Franco Michieli: How paths find walkers. The pleasure of getting lost. (La vocazione di perdersi). Translation Philip Super. World Library, 112 pages. € 18.99

6. Stephen Graham: The hiker’s happiness

‘It is a noble art; know how to walk and you know how to live. Manners make the man, and walking makes the manners. These are the first sentences from the book published in 1926 The hiker’s happiness from the British journalist and writer Stephen Graham (1884-1975), who as a ‘young man’, inspired by Dostoyevsky, was attracted to the ‘ordinary Russian man’. In the foreword, Mathijs Deen writes how Graham left London in 1908 and went in search of that common man. He crossed the entire Caucasus, walking 1,250 kilometers from Arkhangelsk to Moscow and along the Black Sea coast to Constantinople. The stories are above all very practical and very witty; about shoes, correct the great importance of maps and what to do if you are soaked to the bone (‘There must be a big fire with blazing flames that will actually dry you up. It can work, because it must not fail’). Furthermore, you are only allowed to take one book with you otherwise the duffel bag will be too heavy. Some titles immediately follow: for ‘the walker who continues to develop morally’, he recommends Peer Gynt by Hendrik Ibsen (‘You can read it ten times and still not fully understand the poetry and ideas contained in it. It is a wonderful book of life’). Beautifully published and definitely recommended.

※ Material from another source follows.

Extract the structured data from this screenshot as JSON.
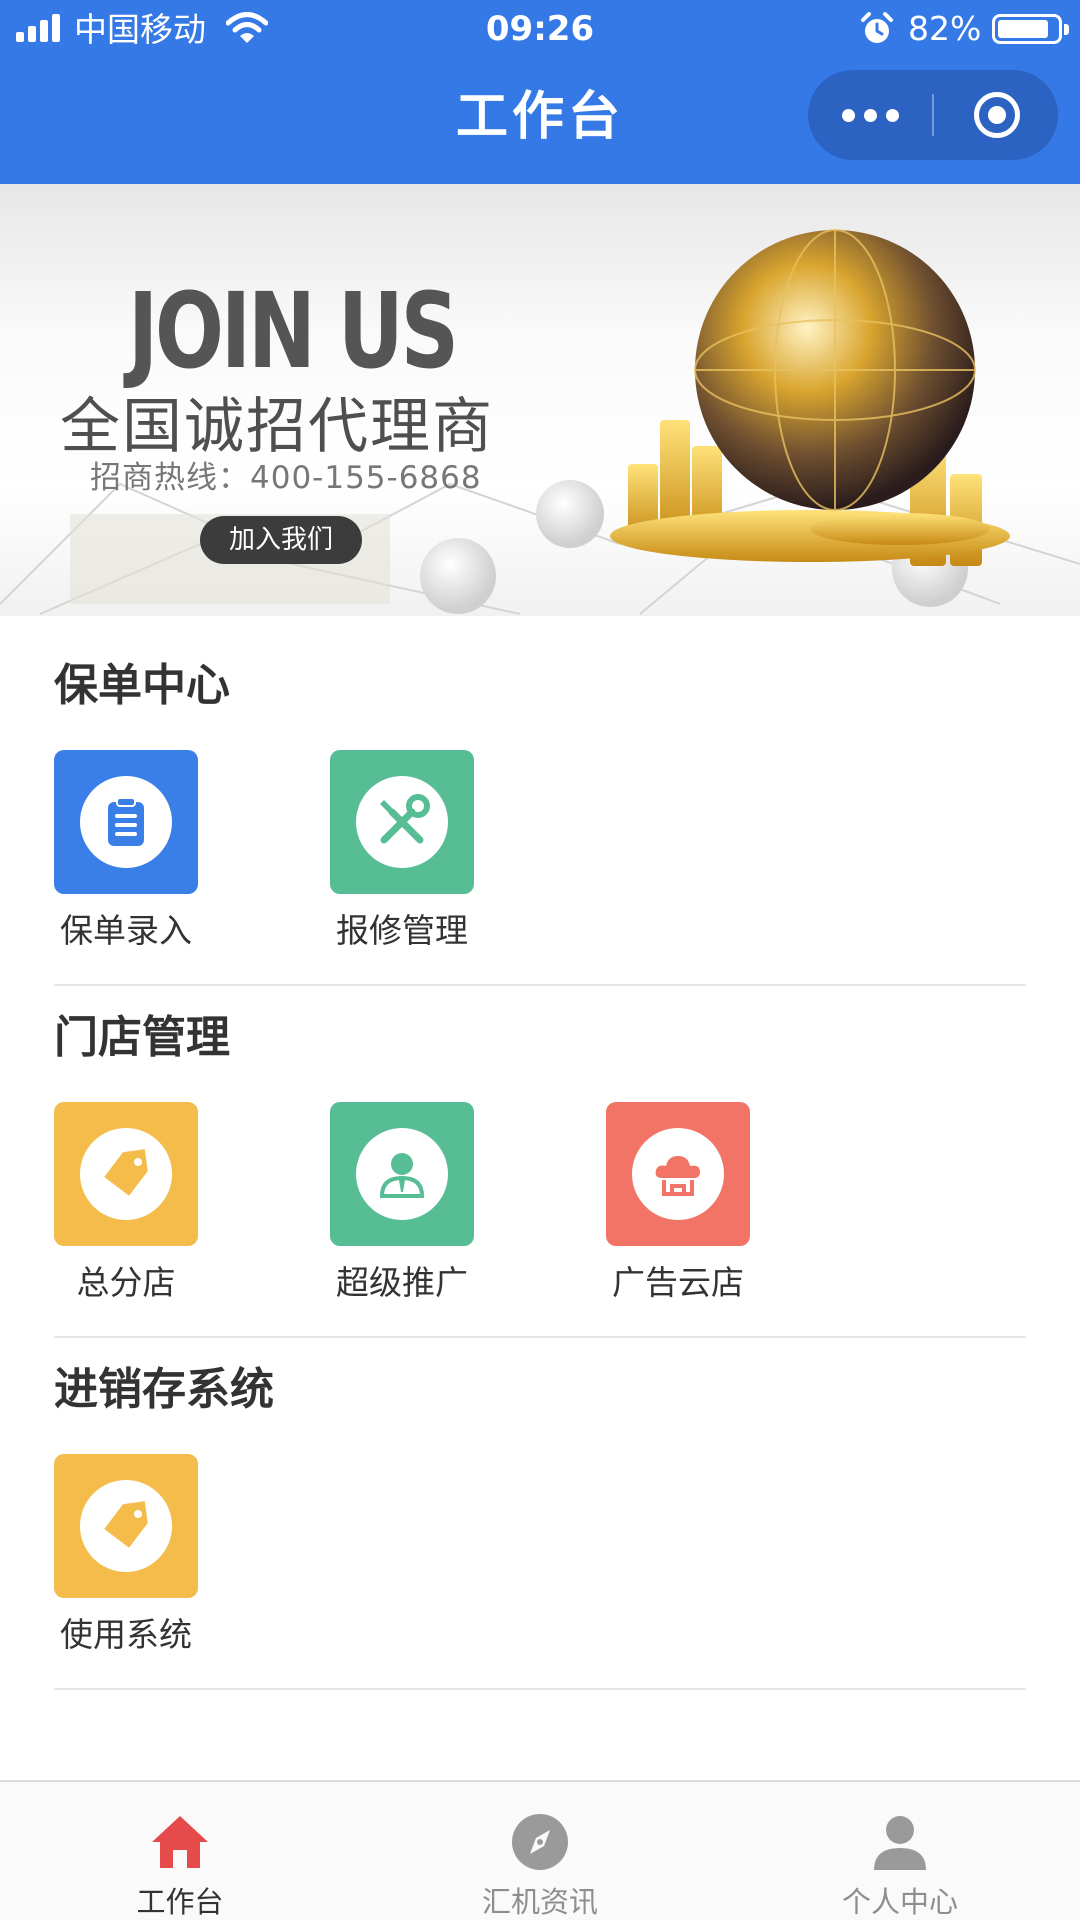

Stephen Graham: The Happiness of the Walker. (The Gentle Art of Tramping). Translation by Paul van der Lecq. Uitgeverij Oevers, 238 pages. €21.